During the holy month (which this year starts on 22nd March 2023 and finishes on 21st April 2023), adult Muslims are required to refrain from all oral intake of food, drinks and oral medications between dawn and sunset. Children, pregnant women, those with a chronic illness, the sick and the elderly are exempt from practicing the fast.
However, some patients of the Muslim faith with chronic health conditions understandably wish to observe their fast.
The Qu’ran specifically exempts patients with medical conditions whose medical condition could deteriorate due to fasting or where fasting will directly impede them getting better. A patient’s health takes precedence over fasting and they can make up missed fasts when their health improves if they wish to.
During a fast, the body generates its own energy by burning stored excess fats, carbohydrates and sugars to produce energy. Blood sugar levels may fall, this can result in irritability, forgetfulness and confusion in some people. The length of the fast can vary from 11 to 18 hours depending on the time of year.
Physical activity has been shown to be markedly restricted during Ramadan, exercise can be done after the evening meal or prior to the morning meal and the physical exertion involved during prayers should be included in the amount of physical activity for the day.
Healthcare professionals will understand your desire to fast and be willing to discuss if temporary alterations could be made to your medication timings. If by fasting you could be putting your health at risk your clinician will advise you accordingly so that you can make an informed decision whether to fast. It is important that you speak to your cardiologist, cardiac specialist nurse or GP at least 1 to 2 months prior to fasting to seek advice and guidance in order to ensure that you fast safely. Medication timings may need to be adjusted slowly over a specific time period in preparation for fasting.
Cardiomyopathy UK nurse Jayne says, “Everyone is unique even if you have been diagnosed with the same condition you may respond to fasting differently to someone you know.
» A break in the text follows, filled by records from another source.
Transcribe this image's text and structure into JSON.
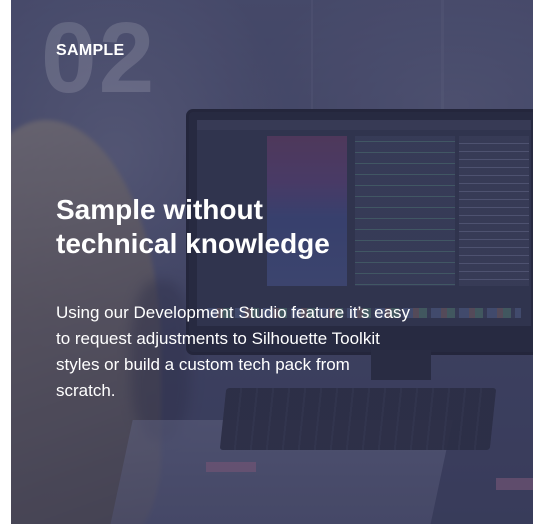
{
  "card": {
    "number": "02",
    "eyebrow": "SAMPLE",
    "headline_line1": "Sample without",
    "headline_line2": "technical knowledge",
    "body_line1": "Using our Development Studio feature it’s easy",
    "body_line2": "to request adjustments to Silhouette Toolkit",
    "body_line3": "styles or build a custom tech pack from",
    "body_line4": "scratch."
  },
  "colors": {
    "overlay": "#34385c",
    "text": "#ffffff"
  }
}
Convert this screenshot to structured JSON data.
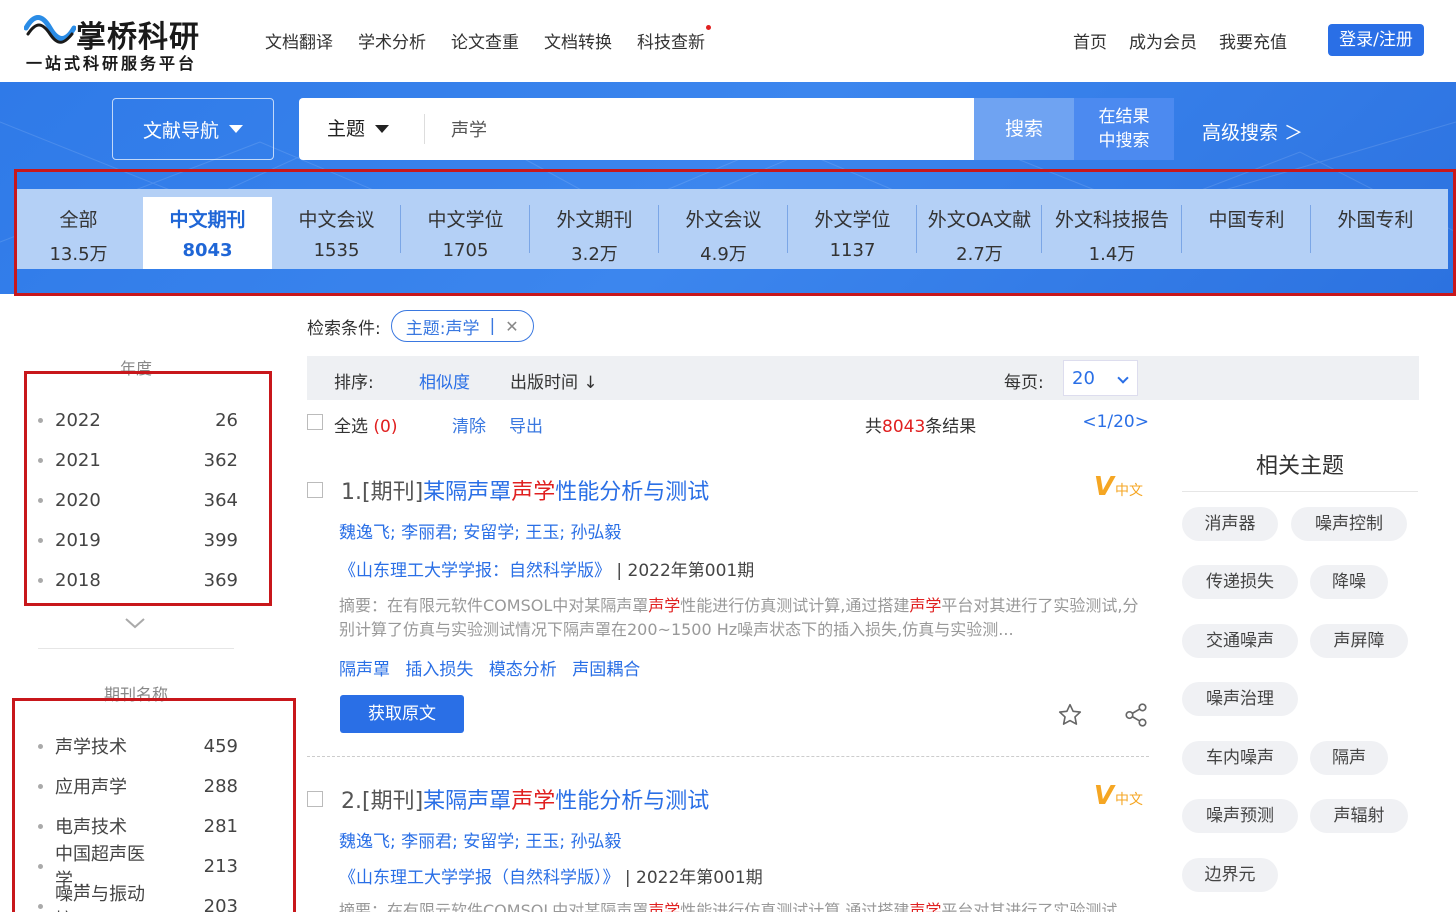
{
  "brand": {
    "name": "掌桥科研",
    "slogan": "一站式科研服务平台"
  },
  "top_nav": [
    "文档翻译",
    "学术分析",
    "论文查重",
    "文档转换",
    "科技查新"
  ],
  "right_nav": [
    "首页",
    "成为会员",
    "我要充值"
  ],
  "login": "登录/注册",
  "search": {
    "nav_label": "文献导航",
    "field": "主题",
    "query": "声学",
    "search_btn": "搜索",
    "within_line1": "在结果",
    "within_line2": "中搜索",
    "advanced": "高级搜索 ＞"
  },
  "tabs": [
    {
      "label": "全部",
      "count": "13.5万"
    },
    {
      "label": "中文期刊",
      "count": "8043",
      "active": true
    },
    {
      "label": "中文会议",
      "count": "1535"
    },
    {
      "label": "中文学位",
      "count": "1705"
    },
    {
      "label": "外文期刊",
      "count": "3.2万"
    },
    {
      "label": "外文会议",
      "count": "4.9万"
    },
    {
      "label": "外文学位",
      "count": "1137"
    },
    {
      "label": "外文OA文献",
      "count": "2.7万"
    },
    {
      "label": "外文科技报告",
      "count": "1.4万"
    },
    {
      "label": "中国专利",
      "count": ""
    },
    {
      "label": "外国专利",
      "count": ""
    }
  ],
  "sidebar": {
    "year_title": "年度",
    "years": [
      {
        "name": "2022",
        "count": "26"
      },
      {
        "name": "2021",
        "count": "362"
      },
      {
        "name": "2020",
        "count": "364"
      },
      {
        "name": "2019",
        "count": "399"
      },
      {
        "name": "2018",
        "count": "369"
      }
    ],
    "journal_title": "期刊名称",
    "journals": [
      {
        "name": "声学技术",
        "count": "459"
      },
      {
        "name": "应用声学",
        "count": "288"
      },
      {
        "name": "电声技术",
        "count": "281"
      },
      {
        "name": "中国超声医学...",
        "count": "213"
      },
      {
        "name": "噪声与振动控...",
        "count": "203"
      }
    ]
  },
  "conditions": {
    "label": "检索条件:",
    "tag": "主题:声学",
    "sep": "|",
    "remove": "✕"
  },
  "sort": {
    "label": "排序:",
    "similarity": "相似度",
    "date": "出版时间 ↓",
    "per_page_label": "每页:",
    "per_page": "20"
  },
  "toolbar": {
    "select_all": "全选",
    "selected": "(0)",
    "clear": "清除",
    "export": "导出",
    "total_prefix": "共",
    "total": "8043",
    "total_suffix": "条结果",
    "pager_open": "<",
    "page": "1/20",
    "pager_close": ">"
  },
  "results": [
    {
      "index": "1.",
      "kind": "[期刊]",
      "title_a": "某隔声罩",
      "title_hl": "声学",
      "title_b": "性能分析与测试",
      "badge_v": "V",
      "badge_lang": "中文",
      "authors": "魏逸飞;  李丽君;  安留学;  王玉;  孙弘毅",
      "journal": "《山东理工大学学报：自然科学版》",
      "issue": " | 2022年第001期",
      "abstract_a": "摘要：在有限元软件COMSOL中对某隔声罩",
      "abstract_hl1": "声学",
      "abstract_b": "性能进行仿真测试计算,通过搭建",
      "abstract_hl2": "声学",
      "abstract_c": "平台对其进行了实验测试,分别计算了仿真与实验测试情况下隔声罩在200~1500 Hz噪声状态下的插入损失,仿真与实验测...",
      "keywords": [
        "隔声罩",
        "插入损失",
        "模态分析",
        "声固耦合"
      ],
      "get_btn": "获取原文"
    },
    {
      "index": "2.",
      "kind": "[期刊]",
      "title_a": "某隔声罩",
      "title_hl": "声学",
      "title_b": "性能分析与测试",
      "badge_v": "V",
      "badge_lang": "中文",
      "authors": "魏逸飞;  李丽君;  安留学;  王玉;  孙弘毅",
      "journal": "《山东理工大学学报（自然科学版）》",
      "issue": " | 2022年第001期",
      "abstract_a": "摘要：在有限元软件COMSOL中对某隔声罩",
      "abstract_hl1": "声学",
      "abstract_b": "性能进行仿真测试计算,通过搭建",
      "abstract_hl2": "声学",
      "abstract_c": "平台对其进行了实验测试"
    }
  ],
  "related": {
    "title": "相关主题",
    "chips": [
      "消声器",
      "噪声控制",
      "传递损失",
      "降噪",
      "交通噪声",
      "声屏障",
      "噪声治理",
      "车内噪声",
      "隔声",
      "噪声预测",
      "声辐射",
      "边界元"
    ]
  },
  "colors": {
    "primary": "#2a6fe6",
    "band": "#3a82ec",
    "tabs_bg": "#b4d0f6",
    "highlight": "#e02020",
    "badge": "#f5a623",
    "annotation": "#c8171b"
  }
}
Therefore you are advised not to follow the same clinical advice as someone you know with the same type of cardiomyopathy to you, your clinical team are best placed to advise you about your cardiomyopathy”.
If you would like to speak to a support nurse our specialist nurses are available to talk to on our helpline 0800 018 1024 Monday – Friday 08.30am-16.30pm.